PARIS, France — The last chunk of Iron Curtain — Ceausescu’s Romania — suddenly teetered in December 1989. By Christmas, it was a blood-spattered, rusted relic.
On the morning of Dec. 21, from a balcony above a massive crowd, Nicolae Ceausescu droned on about his own glory. Muttering below erupted into an angry roar.
Days earlier, troops had brutally quelled an uprising near the Yugoslav border. Rumors of massacre turned many against the megalomaniac who had ruled them for decades.
The crowd surged forward, and the durable dictator took half a step backward. Watching on television in Paris, I felt the electricity. The balance of fear had shifted.

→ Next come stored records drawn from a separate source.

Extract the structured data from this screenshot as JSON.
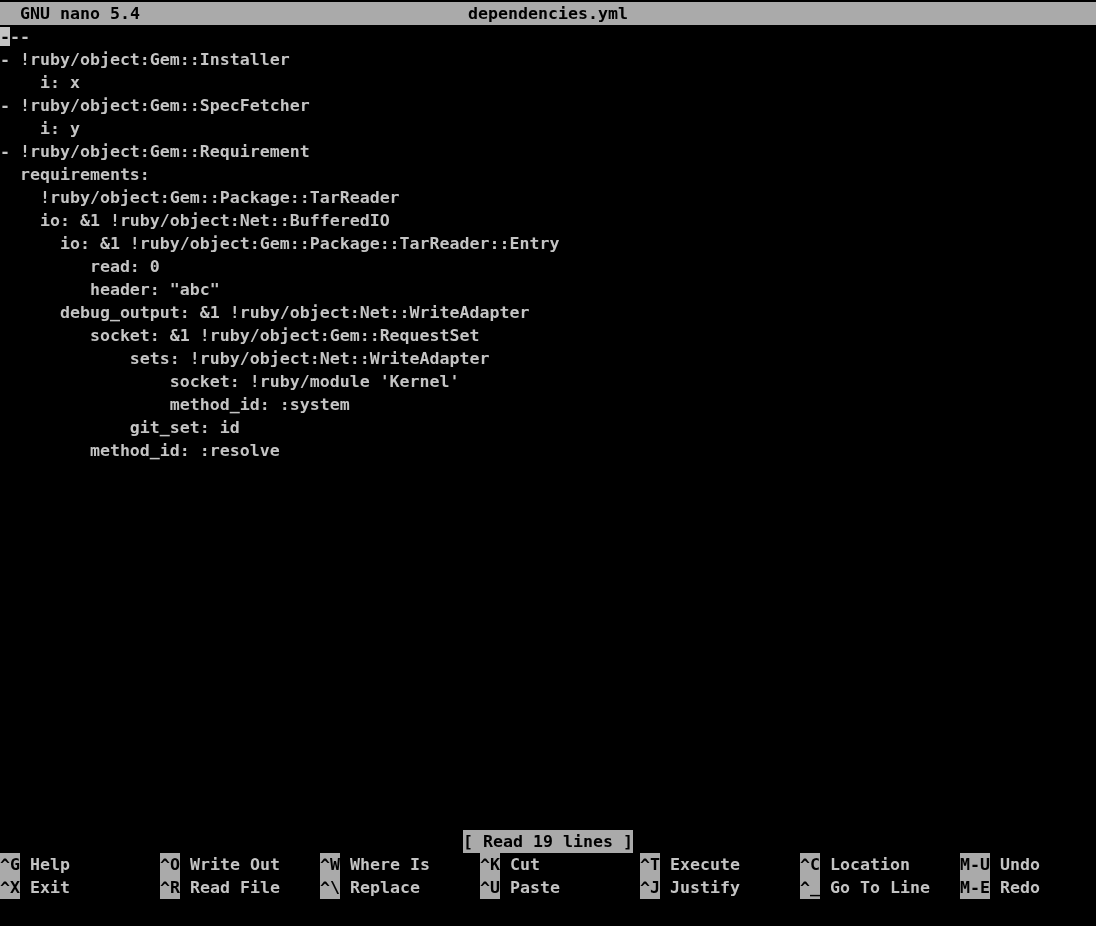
{
  "title_bar": {
    "app": "GNU nano 5.4",
    "filename": "dependencies.yml"
  },
  "editor": {
    "lines": [
      {
        "text": "---",
        "cursor": true
      },
      {
        "text": "- !ruby/object:Gem::Installer",
        "cursor": false
      },
      {
        "text": "    i: x",
        "cursor": false
      },
      {
        "text": "- !ruby/object:Gem::SpecFetcher",
        "cursor": false
      },
      {
        "text": "    i: y",
        "cursor": false
      },
      {
        "text": "- !ruby/object:Gem::Requirement",
        "cursor": false
      },
      {
        "text": "  requirements:",
        "cursor": false
      },
      {
        "text": "    !ruby/object:Gem::Package::TarReader",
        "cursor": false
      },
      {
        "text": "    io: &1 !ruby/object:Net::BufferedIO",
        "cursor": false
      },
      {
        "text": "      io: &1 !ruby/object:Gem::Package::TarReader::Entry",
        "cursor": false
      },
      {
        "text": "         read: 0",
        "cursor": false
      },
      {
        "text": "         header: \"abc\"",
        "cursor": false
      },
      {
        "text": "      debug_output: &1 !ruby/object:Net::WriteAdapter",
        "cursor": false
      },
      {
        "text": "         socket: &1 !ruby/object:Gem::RequestSet",
        "cursor": false
      },
      {
        "text": "             sets: !ruby/object:Net::WriteAdapter",
        "cursor": false
      },
      {
        "text": "                 socket: !ruby/module 'Kernel'",
        "cursor": false
      },
      {
        "text": "                 method_id: :system",
        "cursor": false
      },
      {
        "text": "             git_set: id",
        "cursor": false
      },
      {
        "text": "         method_id: :resolve",
        "cursor": false
      }
    ]
  },
  "status_message": "[ Read 19 lines ]",
  "shortcut_rows": [
    [
      {
        "key": "^G",
        "label": "Help"
      },
      {
        "key": "^O",
        "label": "Write Out"
      },
      {
        "key": "^W",
        "label": "Where Is"
      },
      {
        "key": "^K",
        "label": "Cut"
      },
      {
        "key": "^T",
        "label": "Execute"
      },
      {
        "key": "^C",
        "label": "Location"
      },
      {
        "key": "M-U",
        "label": "Undo"
      }
    ],
    [
      {
        "key": "^X",
        "label": "Exit"
      },
      {
        "key": "^R",
        "label": "Read File"
      },
      {
        "key": "^\\",
        "label": "Replace"
      },
      {
        "key": "^U",
        "label": "Paste"
      },
      {
        "key": "^J",
        "label": "Justify"
      },
      {
        "key": "^_",
        "label": "Go To Line"
      },
      {
        "key": "M-E",
        "label": "Redo"
      }
    ]
  ]
}
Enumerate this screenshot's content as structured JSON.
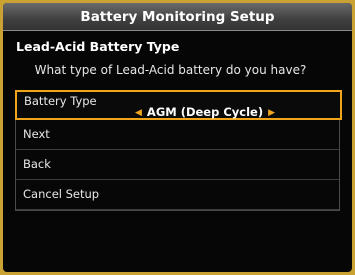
{
  "window": {
    "title": "Battery Monitoring Setup"
  },
  "section": {
    "title": "Lead-Acid Battery Type"
  },
  "prompt": {
    "question": "What type of Lead-Acid battery do you have?"
  },
  "menu": {
    "battery_type": {
      "label": "Battery Type",
      "value": "AGM (Deep Cycle)",
      "left_arrow": "◀",
      "right_arrow": "▶"
    },
    "next_label": "Next",
    "back_label": "Back",
    "cancel_label": "Cancel Setup"
  },
  "colors": {
    "accent": "#f0a51a",
    "border_outer": "#c9a233",
    "background": "#060606",
    "titlebar": "#4a4a4a"
  }
}
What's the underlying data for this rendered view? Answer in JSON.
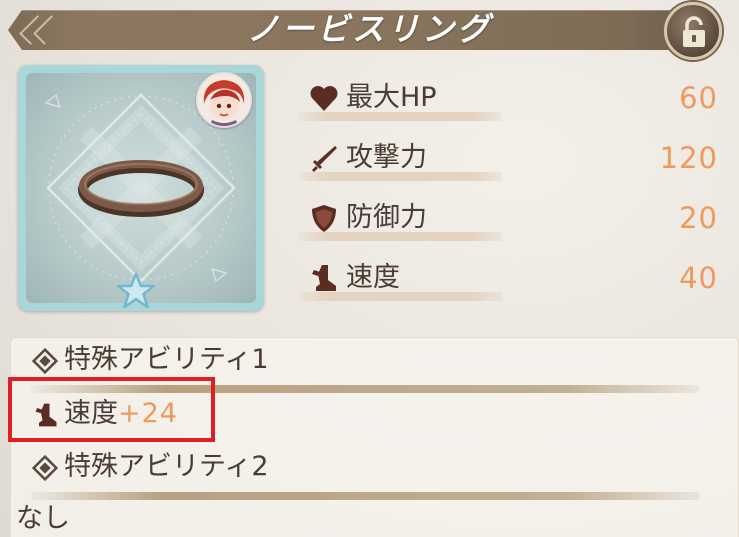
{
  "header": {
    "item_name": "ノービスリング"
  },
  "stats": [
    {
      "icon": "heart-icon",
      "label": "最大HP",
      "value": "60"
    },
    {
      "icon": "sword-icon",
      "label": "攻撃力",
      "value": "120"
    },
    {
      "icon": "shield-icon",
      "label": "防御力",
      "value": "20"
    },
    {
      "icon": "boot-icon",
      "label": "速度",
      "value": "40"
    }
  ],
  "abilities": {
    "slot1_title": "特殊アビリティ1",
    "slot1_effect_label": "速度",
    "slot1_effect_value": "+24",
    "slot2_title": "特殊アビリティ2",
    "slot2_effect": "なし"
  },
  "item": {
    "rarity_stars": 1
  },
  "colors": {
    "accent_value": "#ef9a5c",
    "highlight": "#e01e25",
    "card_frame": "#a8d6d9"
  }
}
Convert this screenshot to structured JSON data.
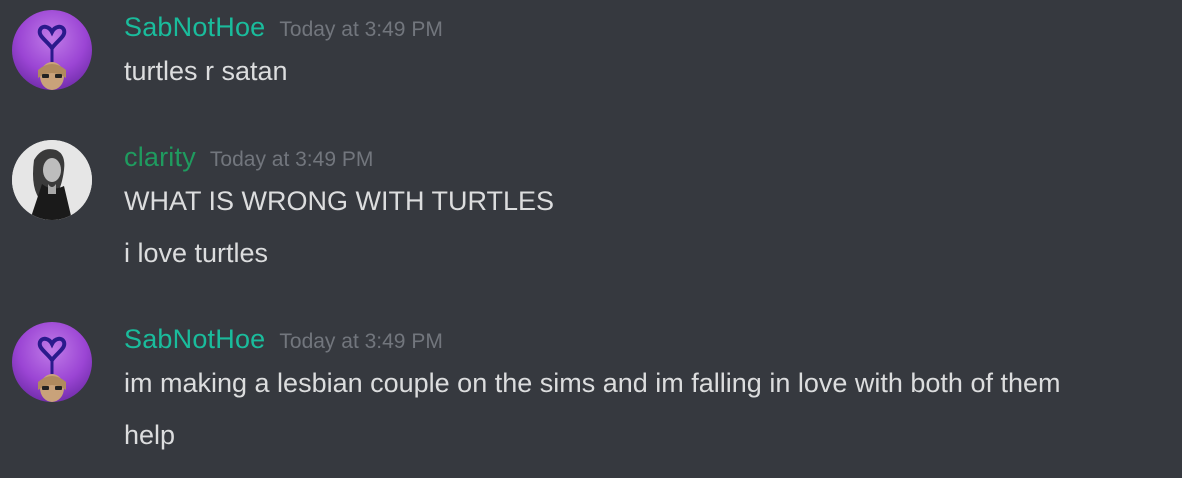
{
  "messages": [
    {
      "author": "SabNotHoe",
      "author_color": "#1abc9c",
      "timestamp": "Today at 3:49 PM",
      "avatar_icon": "purple-heart-balloon-avatar",
      "lines": [
        "turtles r satan"
      ]
    },
    {
      "author": "clarity",
      "author_color": "#1f9b5f",
      "timestamp": "Today at 3:49 PM",
      "avatar_icon": "grayscale-portrait-avatar",
      "lines": [
        "WHAT IS WRONG WITH TURTLES",
        "i love turtles"
      ]
    },
    {
      "author": "SabNotHoe",
      "author_color": "#1abc9c",
      "timestamp": "Today at 3:49 PM",
      "avatar_icon": "purple-heart-balloon-avatar",
      "lines": [
        "im making a lesbian couple on the sims and im falling in love with both of them",
        "help"
      ]
    }
  ]
}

I ran to the Associated Press photo desk. Within an hour, we organized a charter flight to Bucharest. The French military cleared us. We did not ask the Romanians.
As our aircraft approached the pitch-dark Bucharest airport, landing lights switched on. At the immigration desk, an officer stared at me without saying a word.
“How are things going?” I asked. “Better now,” he replied, and he stamped my passport.
Our little band from Paris and another from Rome commandeered a bus to the outskirts of the city. Several of us flagged down a battered little Dacia. We asked the driver what was happening.
“Oh,” he replied with a wide grin, “a small revolution in a small place.”
We found our way to the 13-story state television tower, freshly renamed Free Romania Television, under heavy siege by Ceausescu’s holdout militia, the Securitate.
A National Salvation Committee had claimed power and was holed up on the third floor as rocket-propelled grenades blew away entire rooms above them.
For days, Securitate snipers picked off Romanians, who dashed across downtown streets and dove for cover. Scared kids who had never held a rifle manned roadblocks.